Importance of hostnames for IRM production servers
By Simon Thorpe on Sep 16, 2009
During the installation phase of an IRM server for production use there are important prerequisite steps that must be performed to ensure the system is to work flawlessly. Making sure the firewall has rules to allow communication to and from the public internet to the IRM server, attaining access to the database and assigning IP addresses to the IRM server's public network interfaces are all key to allowing successful communication to the server from anywhere the sealed content may travel.
The most important of all these steps, and it cannot be stressed enough, is the registration and use of the fully qualified hostname for the IRM service itself. During the installation of the IRM server and the Management Website you are asked for some hostnames which are then inserted into every single piece of content you secure with IRM.
Fully qualified hostnames in use
When a user attempts to open a sealed document, the Oracle IRM Desktop first reads the unencrypted (but signed) header which contains a URL back to the server that secured the document, this URL typically looks like;

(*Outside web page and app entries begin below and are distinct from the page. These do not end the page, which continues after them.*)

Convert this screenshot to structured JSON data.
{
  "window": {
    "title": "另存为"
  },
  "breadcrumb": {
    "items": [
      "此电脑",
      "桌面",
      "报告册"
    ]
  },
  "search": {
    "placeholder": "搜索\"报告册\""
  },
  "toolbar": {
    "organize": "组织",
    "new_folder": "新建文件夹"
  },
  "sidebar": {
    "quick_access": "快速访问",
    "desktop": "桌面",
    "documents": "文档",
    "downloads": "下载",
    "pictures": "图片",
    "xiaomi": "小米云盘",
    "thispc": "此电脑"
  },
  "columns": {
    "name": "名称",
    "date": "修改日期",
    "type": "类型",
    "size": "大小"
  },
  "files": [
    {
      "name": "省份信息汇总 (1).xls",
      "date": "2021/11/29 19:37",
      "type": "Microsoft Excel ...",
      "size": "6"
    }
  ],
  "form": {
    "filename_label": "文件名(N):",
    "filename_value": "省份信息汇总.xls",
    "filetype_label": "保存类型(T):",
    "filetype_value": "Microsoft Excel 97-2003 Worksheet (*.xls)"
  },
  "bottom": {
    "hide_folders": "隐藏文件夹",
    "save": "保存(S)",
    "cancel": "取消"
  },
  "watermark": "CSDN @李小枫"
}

Oracle IRM 10g: seal://irm.domain.com:80
Oracle IRM 11g: https://irm.domain.com/irm_desktop
The desktop then attempts to connect to the server by resolving the hostname to an IP address and then making a connection to the server over a secured protocol. If communication is successful and the IRM Desktop can authenticate the user, any valid rights are then sent to the user allowing them to open the content. At the same time the URL for the IRM server is added to the sync list so that the IRM Desktop can transparently ensure these rights are updated on a schedule as defined by the same IRM server.
Therefore for every copy of every sealed document, every initial online access to that content, for every subsequent transparent sync, the hostname back to the server is referenced. If the client cannot resolve that address, it cannot give access to the document.

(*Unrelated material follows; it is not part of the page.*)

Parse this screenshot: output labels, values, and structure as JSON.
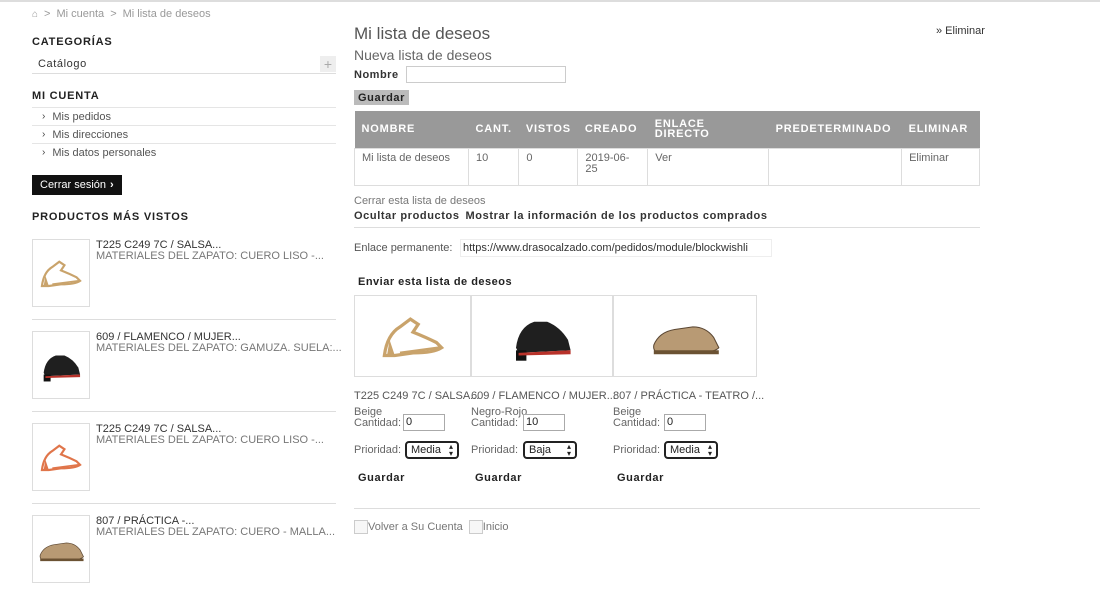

Of course if you have successfully synchronized rights and are offline, then you don't need to rely on this chain of events because your offline cache has the rights to content. But this usability feature doesn't detract from the importance of these hostnames.
Management Website hostname is just as important
What if you can't communicate to the IRM server? What if you can, but your credentials cannot be authenticated, or you don't have rights to the document you are trying to open? The IRM Desktop will then attempt to redirect you to the status page for the classification of the document you are opening. How does it know where this online status page is? Exactly... it is also sealed into the content and in Oracle IRM 10g it typically looks like;
Clicking on the above link takes you to an example of the sort of page you would see when the IRM Desktop fails to connect to the IRM Server.
Note that with Oracle IRM 11g the URL to the service for getting rights is also the same URL for the out of the box status pages, unless of course you design your own and override the defaults.
So during the planning and installation phase of your production IRM service, the choices and management around these hostnames is critical for long term success. The following are common scenarios in how these hostnames do actually resolve back to the server.
- Hostname resolves to one address no matter where the request comes from. This address is the internet facing interface. So if you try to access content from the internet, or the corporate network, the traffic always goes via the public internet IP address.
- Hostname resolves to a different address depending on where the request was made. So for those on a public network, they resolve the hostname from a publicly visible DNS server to the publicly listening interface. A request made from the corporate network is resolved from a corporate DNS server to a different IP that is listening on the internal corporate network.
- Sometimes if the IRM server is protecting very sensitive information then access to it may be limited purely by a VPN or other tightly controlled network route. Therefore the hostname to the service can only be resolved from a specific set of name servers that are only accessed from a virtual network.
Sometimes you may use option 3 above for access to the IRM server, and yet have the Management Website publicly facing. Then when users get the "Cannot connect to IRM server" as in the above example, the web page can inform them they must be connected to the corporate VPN. This is a nice example of how Oracle IRM is both secure and yet easy to use for authorized end users.
No matter what method is employed to manage the resolution of the hostnames, the fact remains you must be diligent in managing the names such that they always resolve to the IRM service when users attempt to open sealed documents.